World History Moment: The Biggest False Alarm

In this Thursday, Aug. 27, 2015 photo former Soviet missile defense forces officer Stanislav Petrov poses for a photo at his home in Fryazino, Moscow region, Russia. On Sept. 26, 1983, despite the data coming in from the Soviet Union’s early-warning satellites over the United States, Petrov, a Soviet military officer, decided to consider it a false alarm. If he had decided otherwise, the Soviet leadership could have responded by ordering a retaliatory nuclear strike on the United States.
In this Thursday, Aug. 27, 2015 photo former Soviet missile defense forces officer Stanislav Petrov poses for a photo at his home in Fryazino, Moscow region, Russia.

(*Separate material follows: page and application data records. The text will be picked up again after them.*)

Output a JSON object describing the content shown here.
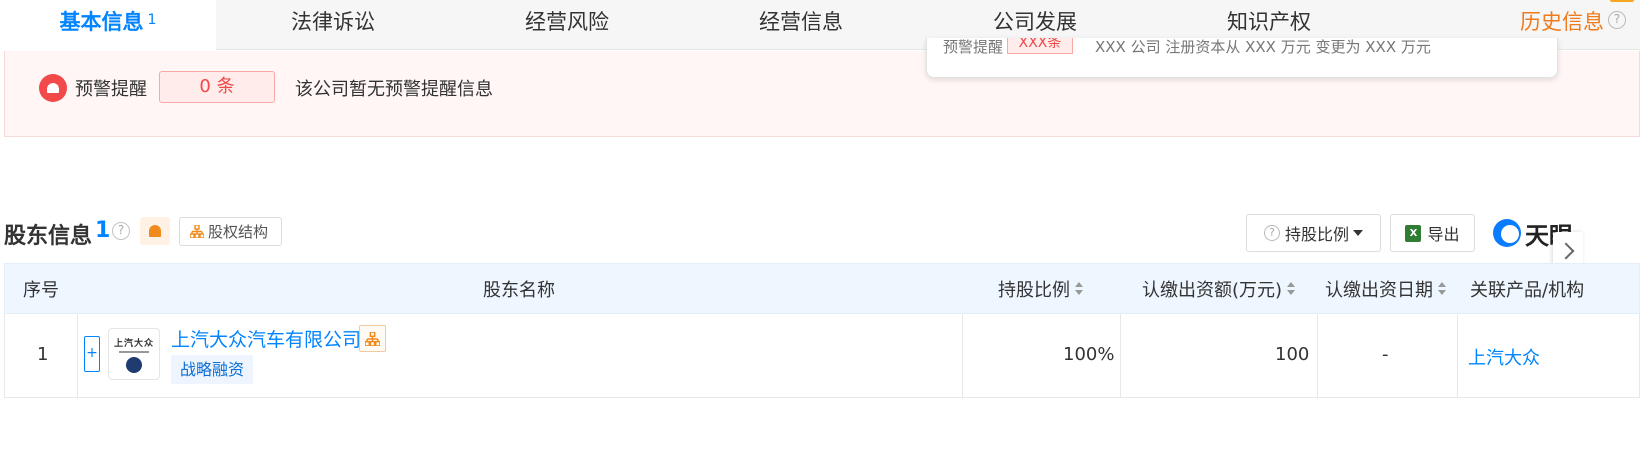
{
  "tabs": [
    {
      "label": "基本信息",
      "count": "1",
      "active": true
    },
    {
      "label": "法律诉讼"
    },
    {
      "label": "经营风险"
    },
    {
      "label": "经营信息"
    },
    {
      "label": "公司发展"
    },
    {
      "label": "知识产权"
    },
    {
      "label": "历史信息"
    }
  ],
  "warning": {
    "label": "预警提醒",
    "count": "0 条",
    "message": "该公司暂无预警提醒信息",
    "preview": {
      "label": "预警提醒",
      "tag": "XXX条",
      "text": "XXX 公司 注册资本从 XXX 万元 变更为 XXX 万元"
    }
  },
  "shareholders": {
    "title": "股东信息",
    "count": "1",
    "structure_button": "股权结构",
    "ratio_button": "持股比例",
    "export_button": "导出",
    "logo_text": "天眼",
    "columns": [
      "序号",
      "股东名称",
      "持股比例",
      "认缴出资额(万元)",
      "认缴出资日期",
      "关联产品/机构"
    ],
    "rows": [
      {
        "index": "1",
        "name": "上汽大众汽车有限公司",
        "tag": "战略融资",
        "logo_text": "上汽大众",
        "ratio": "100%",
        "amount": "100",
        "date": "-",
        "product": "上汽大众"
      }
    ]
  },
  "colors": {
    "accent": "#0084ff",
    "history": "#f07b1d",
    "danger": "#f04848"
  }
}
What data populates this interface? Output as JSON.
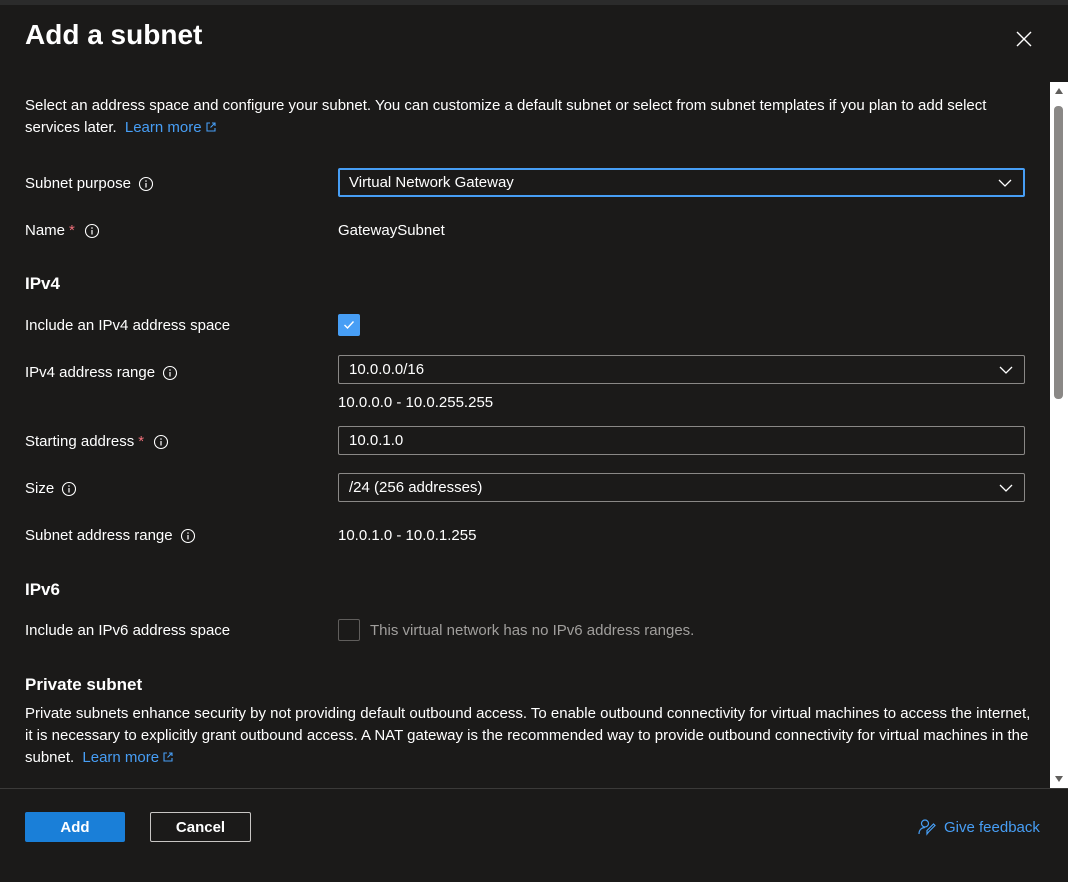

On Sept. 26, 1983, despite the data coming in from the Soviet Union’s early-warning satellites over the United States, Petrov, a Soviet military officer, decided to consider it a false alarm. If he had decided otherwise, the Soviet leadership could have responded by ordering a retaliatory nuclear strike on the United States. Pavel Golovkin / AP Photo
In this Thursday, Aug. 27, 2015 photo former Soviet missile defense forces officer Stanislav Petrov poses for a photo at his home in Fryazino, Moscow region, Russia. On Sept. 26, 1983, despite the data coming in from the Soviet Union’s early-warning satellites over the United States, Petrov, a Soviet military officer, decided to consider it a false alarm. If he had decided otherwise, the Soviet leadership could have responded by ordering a retaliatory nuclear strike on the United States.
In this Thursday, Aug. 27, 2015 photo former Soviet missile defense forces officer Stanislav Petrov poses for a photo at his home in Fryazino, Moscow region, Russia. On Sept. 26, 1983, despite the data coming in from the Soviet Union’s early-warning satellites over the United States, Petrov, a Soviet military officer, decided to consider it a false alarm. If he had decided otherwise, the Soviet leadership could have responded by ordering a retaliatory nuclear strike on the United States. Pavel Golovkin / AP Photo

World History Moment: The Biggest False Alarm

In September of 1983, relations between the United States and the Soviet Union were strained. That’s in part what led to one of history’s most famous false alarms in an underground bunker in Moscow.

Historian John Schmidt tells us the story of the missile, the computer glitch and Lieutenant Colonel Stanislav Petrov.